Tuesday, July 15, 2008

They stole my line

My family has a tendency to absent-mindedly eat, or to eat with reckless abandon and passionate fervor - be it out of stress, joy, pain, nervousness, celebration or even boredom, when you're hanging with my family, at some point a little snack like a snitched pickle or olive turns into a strap-on-the-feedbag gnoshfest that will make outsiders fear for their lives (or at least limbs.) And it isn't just a genetic trait. We seem to gravitate towards like-minded ubersnackers - my sister-in-law is like this, Tom is like this, and virtually all friends close enough to attend a function in the inner sanctum exhibit this trait. (And don't you all get pious on me. Take a look at the size of your asses and then tell me you don't mindlessly snack on occasion.)

When my dad was in hospice last year, Tom was making margaritas and we were eating a perfectly healthy meal. And then about an hour after dinner I decided that I wanted a nibble. Which turned into cheese and crackers. Which turned into two boxes of triscuits and two blocks of cheese, plus some garlic stuffed olives and dill pickles being inhaled by my brother/sister-in-law/nephews/mother/Tom/the Poodle/me. The next day, when dad had had a fitful night and we were all a bit panicked, the food came out again and I proclaimed, "Let the horking begin!" Horking was a made up word. Something that just came out of my mouth. It's become a family joke, and I made t-shirts for my nephews last Christmas that have the family phrase across the chest. We thought it was an inside joke. And the people at Neighborhoodies hadn't heard of it. Two people asked me what it meant.

And now it's in the Wiktionary. And they use the word in Ratatouille. And in the Urban Dictionary they claim it means to snort a lot of cocaine, which is so not correct.

I should have gotten a copyright on it. The rat bastards.

9 comments:

kirelimel said...

Yet another reason to hate that awful Ratatouille movie- I hated it and ironically, felt like a caged rat when I had to take my darlings to it- never since Fresh Horses have I wanted to leave a theater more.

Melinda June said...

I quite liked the movie. I'm just mad that they took my word. But they did use it in the proper context, so at least that's something.

kirelimel said...

You can like it because you have gotten to chose which animated animal movies you get to see, here at our house, we've had to suffer them all. I am at my wit's end with talking animals. And rats, well, not the most endearing creature in my book.

michaelg said...

I always thought horking meant the same thing as hurling, which is not to be confused with the sport involving ice, a stone and brooms.

Melinda June said...

I guess it's just a versatile word. But in my parlance, hurling would be a reverse hork.

lulu said...

I've referred to eating mass quantities of food as horking for years.

Coaster Punchman said...

That particular margarita night had its bittersweet moments. For example, that's the night your sister in law was talking about how your whole family licks their spoons. "Licky licky licky!" she proclaimed repeatedly until your brother made her go to bed. Wait, I think that night was appletinis.
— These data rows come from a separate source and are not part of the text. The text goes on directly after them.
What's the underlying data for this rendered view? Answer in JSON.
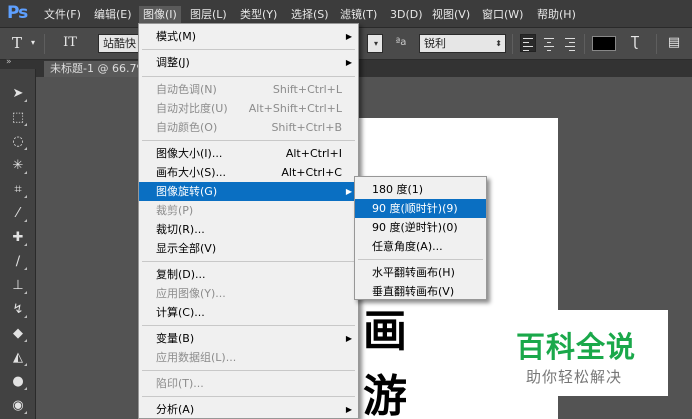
{
  "menubar": {
    "logo": "Ps",
    "items": [
      "文件(F)",
      "编辑(E)",
      "图像(I)",
      "图层(L)",
      "类型(Y)",
      "选择(S)",
      "滤镜(T)",
      "3D(D)",
      "视图(V)",
      "窗口(W)",
      "帮助(H)"
    ]
  },
  "options": {
    "type_tool_glyph": "T",
    "orient_glyph": "IT",
    "font_family": "站酷快",
    "aa_label": "ªa",
    "anti_alias": "锐利",
    "text_color": "#000000"
  },
  "document": {
    "tab_label": "未标题-1 @ 66.7%"
  },
  "canvas_text": {
    "line1": "画",
    "line2": "游"
  },
  "watermark": {
    "title": "百科全说",
    "subtitle": "助你轻松解决"
  },
  "image_menu": {
    "items": [
      {
        "label": "模式(M)"
      },
      {
        "label": "调整(J)"
      },
      {
        "label": "自动色调(N)",
        "shortcut": "Shift+Ctrl+L"
      },
      {
        "label": "自动对比度(U)",
        "shortcut": "Alt+Shift+Ctrl+L"
      },
      {
        "label": "自动颜色(O)",
        "shortcut": "Shift+Ctrl+B"
      },
      {
        "label": "图像大小(I)...",
        "shortcut": "Alt+Ctrl+I"
      },
      {
        "label": "画布大小(S)...",
        "shortcut": "Alt+Ctrl+C"
      },
      {
        "label": "图像旋转(G)"
      },
      {
        "label": "裁剪(P)"
      },
      {
        "label": "裁切(R)..."
      },
      {
        "label": "显示全部(V)"
      },
      {
        "label": "复制(D)..."
      },
      {
        "label": "应用图像(Y)..."
      },
      {
        "label": "计算(C)..."
      },
      {
        "label": "变量(B)"
      },
      {
        "label": "应用数据组(L)..."
      },
      {
        "label": "陷印(T)..."
      },
      {
        "label": "分析(A)"
      }
    ]
  },
  "rotate_menu": {
    "items": [
      {
        "label": "180 度(1)"
      },
      {
        "label": "90 度(顺时针)(9)"
      },
      {
        "label": "90 度(逆时针)(0)"
      },
      {
        "label": "任意角度(A)..."
      },
      {
        "label": "水平翻转画布(H)"
      },
      {
        "label": "垂直翻转画布(V)"
      }
    ]
  },
  "colors": {
    "menu_highlight": "#0a6fc2",
    "watermark_green": "#1aa84a"
  }
}
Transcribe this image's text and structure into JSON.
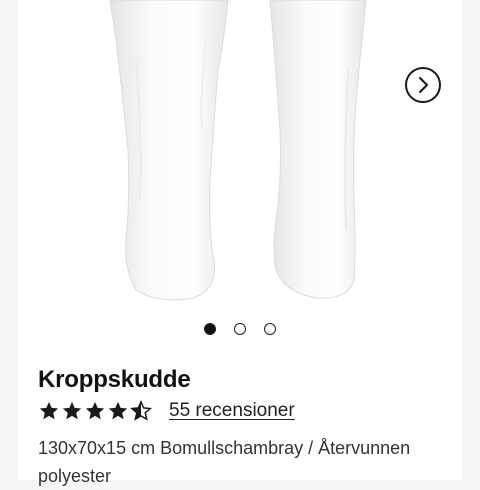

Mnmom said...

My family is the same. My mom always said if someone rattled a spoon in the kitchen everyone would come running. So it became known as a "spoon rattling". My Dad's family had a lovely verb - to Fronna - named after his Aunt Fronna - which meant to cut "just a little piece" of something because you were such a light little eater, then you'd cut just a little more until to whole hunk of cheese or the entire layer cake was gone.

When my sibs get together, the first thing that happens is the cheese and crackers come out followed by the beer, wine, mojitos, margaritas, etc.

Melinda June said...

Glad to know another family does this. It's shameful the amount we eat on a family weekend.